EXTRACTED ENTRIES:
________________________
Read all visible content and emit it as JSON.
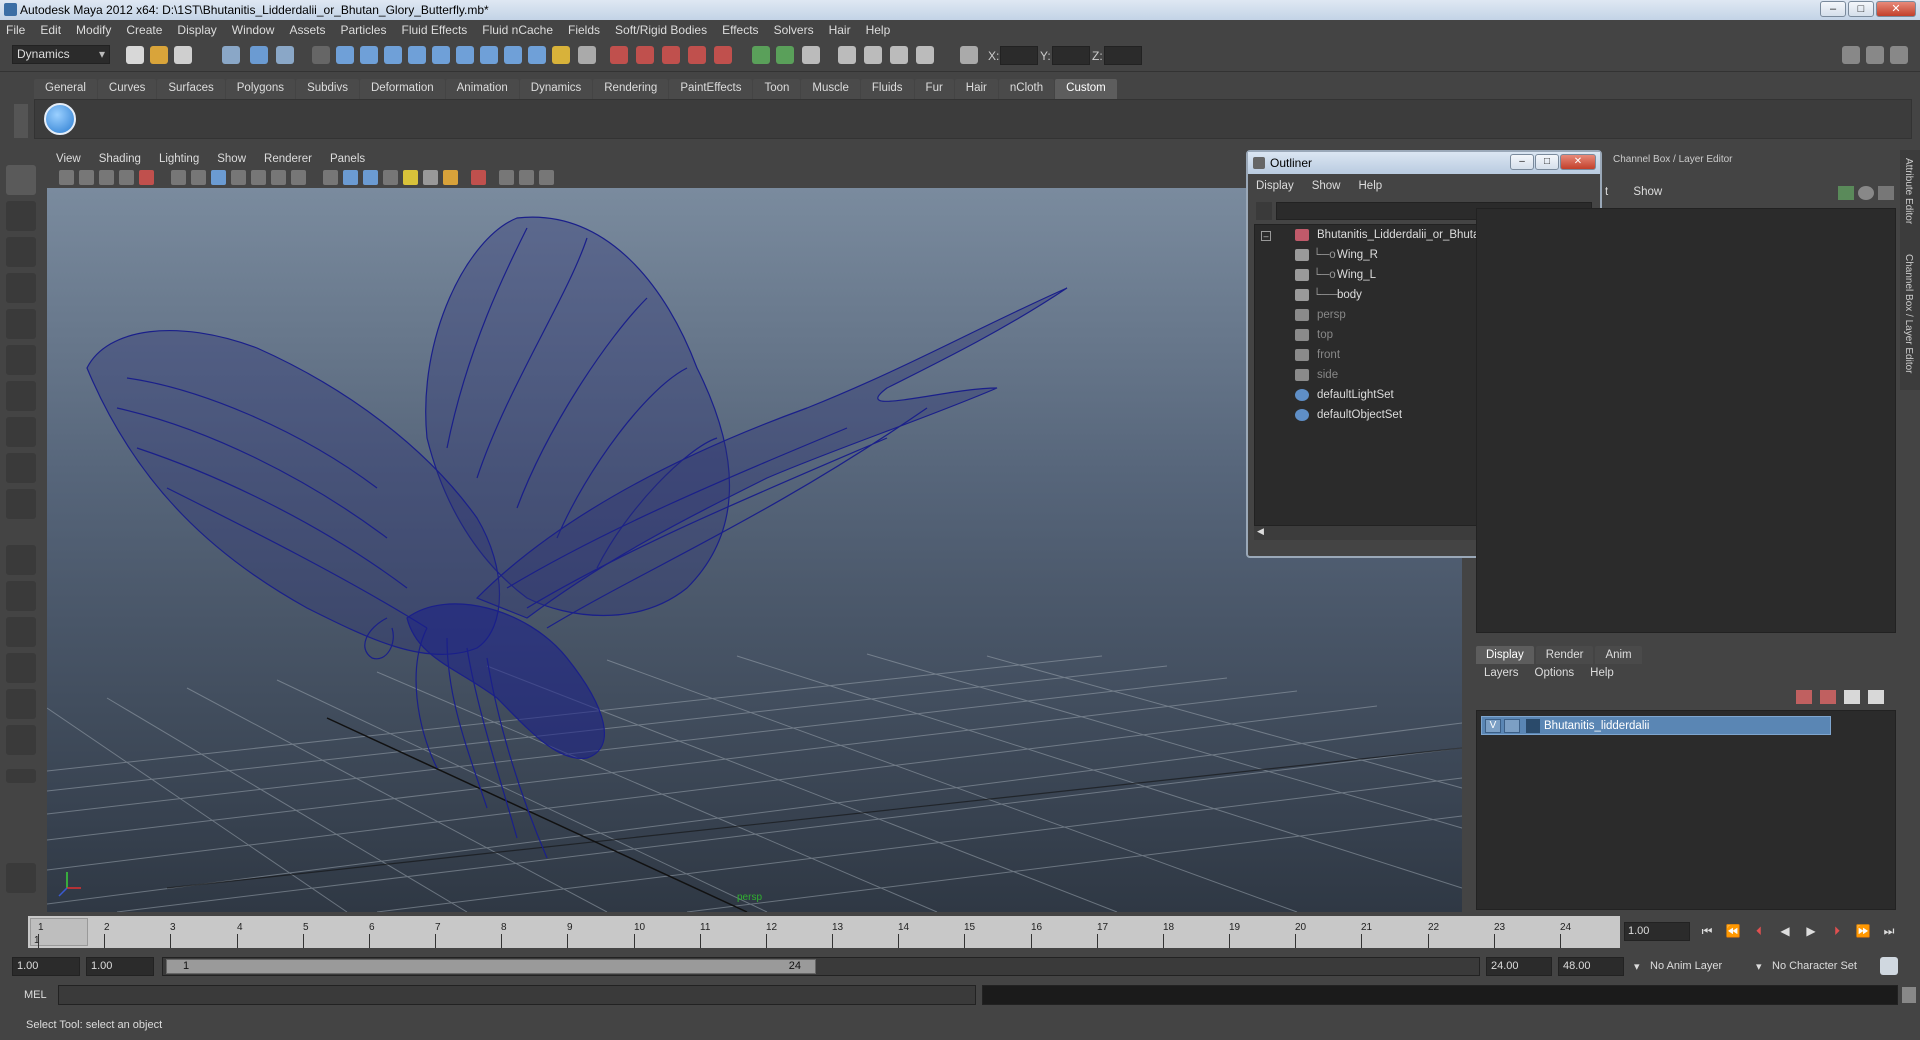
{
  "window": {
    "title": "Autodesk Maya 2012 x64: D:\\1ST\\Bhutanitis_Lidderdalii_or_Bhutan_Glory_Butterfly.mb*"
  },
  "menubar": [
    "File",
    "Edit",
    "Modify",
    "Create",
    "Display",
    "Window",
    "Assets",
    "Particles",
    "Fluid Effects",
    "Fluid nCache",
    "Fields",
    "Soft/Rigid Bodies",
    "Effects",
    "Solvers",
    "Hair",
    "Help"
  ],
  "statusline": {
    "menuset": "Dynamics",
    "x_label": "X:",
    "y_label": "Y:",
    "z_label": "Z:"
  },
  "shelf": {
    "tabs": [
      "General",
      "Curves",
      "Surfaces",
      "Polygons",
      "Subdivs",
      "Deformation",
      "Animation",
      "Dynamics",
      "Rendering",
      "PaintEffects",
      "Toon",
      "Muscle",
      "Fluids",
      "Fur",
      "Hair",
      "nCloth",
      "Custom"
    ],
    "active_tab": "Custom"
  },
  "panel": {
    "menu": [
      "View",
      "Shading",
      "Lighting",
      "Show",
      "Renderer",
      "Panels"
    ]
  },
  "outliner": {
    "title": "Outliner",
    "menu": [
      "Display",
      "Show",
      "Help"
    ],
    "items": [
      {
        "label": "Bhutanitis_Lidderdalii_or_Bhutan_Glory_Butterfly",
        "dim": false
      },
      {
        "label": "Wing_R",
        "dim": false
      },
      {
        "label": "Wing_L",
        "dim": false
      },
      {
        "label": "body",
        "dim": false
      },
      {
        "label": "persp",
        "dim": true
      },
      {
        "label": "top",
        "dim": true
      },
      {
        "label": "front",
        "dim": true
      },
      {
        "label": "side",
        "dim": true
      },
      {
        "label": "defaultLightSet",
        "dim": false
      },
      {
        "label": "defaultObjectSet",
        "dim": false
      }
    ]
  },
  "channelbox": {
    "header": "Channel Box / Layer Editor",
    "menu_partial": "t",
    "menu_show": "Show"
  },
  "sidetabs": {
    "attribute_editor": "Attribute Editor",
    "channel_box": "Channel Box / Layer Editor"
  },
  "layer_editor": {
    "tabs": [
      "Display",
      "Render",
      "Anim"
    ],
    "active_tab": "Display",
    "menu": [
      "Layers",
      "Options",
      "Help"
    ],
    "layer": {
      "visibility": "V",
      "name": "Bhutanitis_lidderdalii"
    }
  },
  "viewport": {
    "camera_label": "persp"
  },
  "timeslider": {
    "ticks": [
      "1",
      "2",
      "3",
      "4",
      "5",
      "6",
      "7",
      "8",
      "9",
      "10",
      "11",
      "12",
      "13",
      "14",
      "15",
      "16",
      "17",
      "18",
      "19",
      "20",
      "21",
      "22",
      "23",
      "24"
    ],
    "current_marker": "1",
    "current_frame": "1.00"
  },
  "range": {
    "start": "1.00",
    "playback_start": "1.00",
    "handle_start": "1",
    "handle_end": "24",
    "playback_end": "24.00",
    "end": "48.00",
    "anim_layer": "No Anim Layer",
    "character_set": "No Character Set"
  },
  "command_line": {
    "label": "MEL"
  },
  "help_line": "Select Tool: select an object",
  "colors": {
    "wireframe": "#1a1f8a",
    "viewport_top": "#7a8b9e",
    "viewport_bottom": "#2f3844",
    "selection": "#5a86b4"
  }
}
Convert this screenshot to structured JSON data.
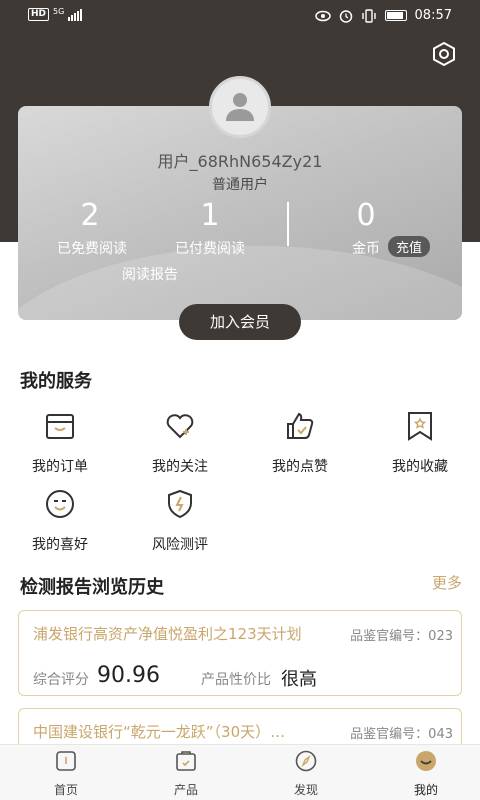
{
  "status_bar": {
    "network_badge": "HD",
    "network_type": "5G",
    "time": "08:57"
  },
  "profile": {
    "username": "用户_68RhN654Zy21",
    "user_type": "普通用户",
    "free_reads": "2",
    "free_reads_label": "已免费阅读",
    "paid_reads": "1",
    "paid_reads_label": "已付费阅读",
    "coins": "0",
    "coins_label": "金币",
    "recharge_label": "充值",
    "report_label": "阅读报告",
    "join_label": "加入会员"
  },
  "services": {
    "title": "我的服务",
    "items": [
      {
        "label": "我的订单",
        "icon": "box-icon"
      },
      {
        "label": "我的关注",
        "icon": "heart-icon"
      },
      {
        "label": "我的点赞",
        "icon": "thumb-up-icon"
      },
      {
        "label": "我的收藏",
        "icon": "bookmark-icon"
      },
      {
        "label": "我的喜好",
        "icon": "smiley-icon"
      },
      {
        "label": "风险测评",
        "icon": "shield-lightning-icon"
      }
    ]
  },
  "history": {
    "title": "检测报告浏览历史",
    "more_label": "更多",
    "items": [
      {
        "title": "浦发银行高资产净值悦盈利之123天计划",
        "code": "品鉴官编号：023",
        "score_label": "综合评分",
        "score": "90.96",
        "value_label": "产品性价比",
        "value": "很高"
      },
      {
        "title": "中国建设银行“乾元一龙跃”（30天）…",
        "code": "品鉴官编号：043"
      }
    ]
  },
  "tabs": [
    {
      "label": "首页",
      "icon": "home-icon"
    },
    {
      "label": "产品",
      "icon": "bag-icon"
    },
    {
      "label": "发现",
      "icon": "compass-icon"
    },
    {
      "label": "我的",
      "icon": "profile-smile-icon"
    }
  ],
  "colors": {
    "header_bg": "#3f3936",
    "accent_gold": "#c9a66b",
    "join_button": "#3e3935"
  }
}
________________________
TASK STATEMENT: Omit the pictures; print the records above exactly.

SOLUTION BELOW:
Read all visible content and emit it as JSON.
{
  "window": {
    "title": "Autodesk Maya 2012 x64: D:\\1ST\\Bhutanitis_Lidderdalii_or_Bhutan_Glory_Butterfly.mb*"
  },
  "menubar": [
    "File",
    "Edit",
    "Modify",
    "Create",
    "Display",
    "Window",
    "Assets",
    "Particles",
    "Fluid Effects",
    "Fluid nCache",
    "Fields",
    "Soft/Rigid Bodies",
    "Effects",
    "Solvers",
    "Hair",
    "Help"
  ],
  "statusline": {
    "menuset": "Dynamics",
    "x_label": "X:",
    "y_label": "Y:",
    "z_label": "Z:"
  },
  "shelf": {
    "tabs": [
      "General",
      "Curves",
      "Surfaces",
      "Polygons",
      "Subdivs",
      "Deformation",
      "Animation",
      "Dynamics",
      "Rendering",
      "PaintEffects",
      "Toon",
      "Muscle",
      "Fluids",
      "Fur",
      "Hair",
      "nCloth",
      "Custom"
    ],
    "active_tab": "Custom"
  },
  "panel": {
    "menu": [
      "View",
      "Shading",
      "Lighting",
      "Show",
      "Renderer",
      "Panels"
    ]
  },
  "outliner": {
    "title": "Outliner",
    "menu": [
      "Display",
      "Show",
      "Help"
    ],
    "items": [
      {
        "label": "Bhutanitis_Lidderdalii_or_Bhutan_Glory_Butterfly",
        "dim": false
      },
      {
        "label": "Wing_R",
        "dim": false
      },
      {
        "label": "Wing_L",
        "dim": false
      },
      {
        "label": "body",
        "dim": false
      },
      {
        "label": "persp",
        "dim": true
      },
      {
        "label": "top",
        "dim": true
      },
      {
        "label": "front",
        "dim": true
      },
      {
        "label": "side",
        "dim": true
      },
      {
        "label": "defaultLightSet",
        "dim": false
      },
      {
        "label": "defaultObjectSet",
        "dim": false
      }
    ]
  },
  "channelbox": {
    "header": "Channel Box / Layer Editor",
    "menu_partial": "t",
    "menu_show": "Show"
  },
  "sidetabs": {
    "attribute_editor": "Attribute Editor",
    "channel_box": "Channel Box / Layer Editor"
  },
  "layer_editor": {
    "tabs": [
      "Display",
      "Render",
      "Anim"
    ],
    "active_tab": "Display",
    "menu": [
      "Layers",
      "Options",
      "Help"
    ],
    "layer": {
      "visibility": "V",
      "name": "Bhutanitis_lidderdalii"
    }
  },
  "viewport": {
    "camera_label": "persp"
  },
  "timeslider": {
    "ticks": [
      "1",
      "2",
      "3",
      "4",
      "5",
      "6",
      "7",
      "8",
      "9",
      "10",
      "11",
      "12",
      "13",
      "14",
      "15",
      "16",
      "17",
      "18",
      "19",
      "20",
      "21",
      "22",
      "23",
      "24"
    ],
    "current_marker": "1",
    "current_frame": "1.00"
  },
  "range": {
    "start": "1.00",
    "playback_start": "1.00",
    "handle_start": "1",
    "handle_end": "24",
    "playback_end": "24.00",
    "end": "48.00",
    "anim_layer": "No Anim Layer",
    "character_set": "No Character Set"
  },
  "command_line": {
    "label": "MEL"
  },
  "help_line": "Select Tool: select an object",
  "colors": {
    "wireframe": "#1a1f8a",
    "viewport_top": "#7a8b9e",
    "viewport_bottom": "#2f3844",
    "selection": "#5a86b4"
  }
}
Convert this screenshot to structured JSON data.
{
  "status_bar": {
    "network_badge": "HD",
    "network_type": "5G",
    "time": "08:57"
  },
  "profile": {
    "username": "用户_68RhN654Zy21",
    "user_type": "普通用户",
    "free_reads": "2",
    "free_reads_label": "已免费阅读",
    "paid_reads": "1",
    "paid_reads_label": "已付费阅读",
    "coins": "0",
    "coins_label": "金币",
    "recharge_label": "充值",
    "report_label": "阅读报告",
    "join_label": "加入会员"
  },
  "services": {
    "title": "我的服务",
    "items": [
      {
        "label": "我的订单",
        "icon": "box-icon"
      },
      {
        "label": "我的关注",
        "icon": "heart-icon"
      },
      {
        "label": "我的点赞",
        "icon": "thumb-up-icon"
      },
      {
        "label": "我的收藏",
        "icon": "bookmark-icon"
      },
      {
        "label": "我的喜好",
        "icon": "smiley-icon"
      },
      {
        "label": "风险测评",
        "icon": "shield-lightning-icon"
      }
    ]
  },
  "history": {
    "title": "检测报告浏览历史",
    "more_label": "更多",
    "items": [
      {
        "title": "浦发银行高资产净值悦盈利之123天计划",
        "code": "品鉴官编号：023",
        "score_label": "综合评分",
        "score": "90.96",
        "value_label": "产品性价比",
        "value": "很高"
      },
      {
        "title": "中国建设银行“乾元一龙跃”（30天）…",
        "code": "品鉴官编号：043"
      }
    ]
  },
  "tabs": [
    {
      "label": "首页",
      "icon": "home-icon"
    },
    {
      "label": "产品",
      "icon": "bag-icon"
    },
    {
      "label": "发现",
      "icon": "compass-icon"
    },
    {
      "label": "我的",
      "icon": "profile-smile-icon"
    }
  ],
  "colors": {
    "header_bg": "#3f3936",
    "accent_gold": "#c9a66b",
    "join_button": "#3e3935"
  }
}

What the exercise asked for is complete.